- [Task item]:
Print the records exactly. Every mark must remain.

- [Records provided]:

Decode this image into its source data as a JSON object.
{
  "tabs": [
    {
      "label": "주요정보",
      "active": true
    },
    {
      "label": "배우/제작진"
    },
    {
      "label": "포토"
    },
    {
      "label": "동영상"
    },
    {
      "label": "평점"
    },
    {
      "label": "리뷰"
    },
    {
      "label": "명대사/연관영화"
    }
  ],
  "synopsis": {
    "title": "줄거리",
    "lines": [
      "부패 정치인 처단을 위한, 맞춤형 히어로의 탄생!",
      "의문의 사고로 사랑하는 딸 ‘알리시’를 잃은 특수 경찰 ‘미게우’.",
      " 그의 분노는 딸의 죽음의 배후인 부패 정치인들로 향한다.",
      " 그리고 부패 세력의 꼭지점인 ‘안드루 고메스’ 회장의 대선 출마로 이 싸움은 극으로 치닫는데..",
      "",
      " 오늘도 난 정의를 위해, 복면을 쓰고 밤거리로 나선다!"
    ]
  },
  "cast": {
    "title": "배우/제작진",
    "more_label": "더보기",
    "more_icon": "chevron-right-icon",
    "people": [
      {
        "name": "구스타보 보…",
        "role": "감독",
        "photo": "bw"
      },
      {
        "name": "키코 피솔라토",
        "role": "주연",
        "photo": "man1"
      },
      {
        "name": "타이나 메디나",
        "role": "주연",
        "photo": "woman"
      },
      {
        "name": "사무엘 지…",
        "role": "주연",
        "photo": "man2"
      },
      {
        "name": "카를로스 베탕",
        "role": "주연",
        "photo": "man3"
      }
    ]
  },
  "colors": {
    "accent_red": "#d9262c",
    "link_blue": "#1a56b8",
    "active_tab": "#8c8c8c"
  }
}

- [Your response]:
Decode this image into its source data as a JSON object.
{
  "tabs": [
    {
      "label": "주요정보",
      "active": true
    },
    {
      "label": "배우/제작진"
    },
    {
      "label": "포토"
    },
    {
      "label": "동영상"
    },
    {
      "label": "평점"
    },
    {
      "label": "리뷰"
    },
    {
      "label": "명대사/연관영화"
    }
  ],
  "synopsis": {
    "title": "줄거리",
    "lines": [
      "부패 정치인 처단을 위한, 맞춤형 히어로의 탄생!",
      "의문의 사고로 사랑하는 딸 ‘알리시’를 잃은 특수 경찰 ‘미게우’.",
      " 그의 분노는 딸의 죽음의 배후인 부패 정치인들로 향한다.",
      " 그리고 부패 세력의 꼭지점인 ‘안드루 고메스’ 회장의 대선 출마로 이 싸움은 극으로 치닫는데..",
      "",
      " 오늘도 난 정의를 위해, 복면을 쓰고 밤거리로 나선다!"
    ]
  },
  "cast": {
    "title": "배우/제작진",
    "more_label": "더보기",
    "more_icon": "chevron-right-icon",
    "people": [
      {
        "name": "구스타보 보…",
        "role": "감독",
        "photo": "bw"
      },
      {
        "name": "키코 피솔라토",
        "role": "주연",
        "photo": "man1"
      },
      {
        "name": "타이나 메디나",
        "role": "주연",
        "photo": "woman"
      },
      {
        "name": "사무엘 지…",
        "role": "주연",
        "photo": "man2"
      },
      {
        "name": "카를로스 베탕",
        "role": "주연",
        "photo": "man3"
      }
    ]
  },
  "colors": {
    "accent_red": "#d9262c",
    "link_blue": "#1a56b8",
    "active_tab": "#8c8c8c"
  }
}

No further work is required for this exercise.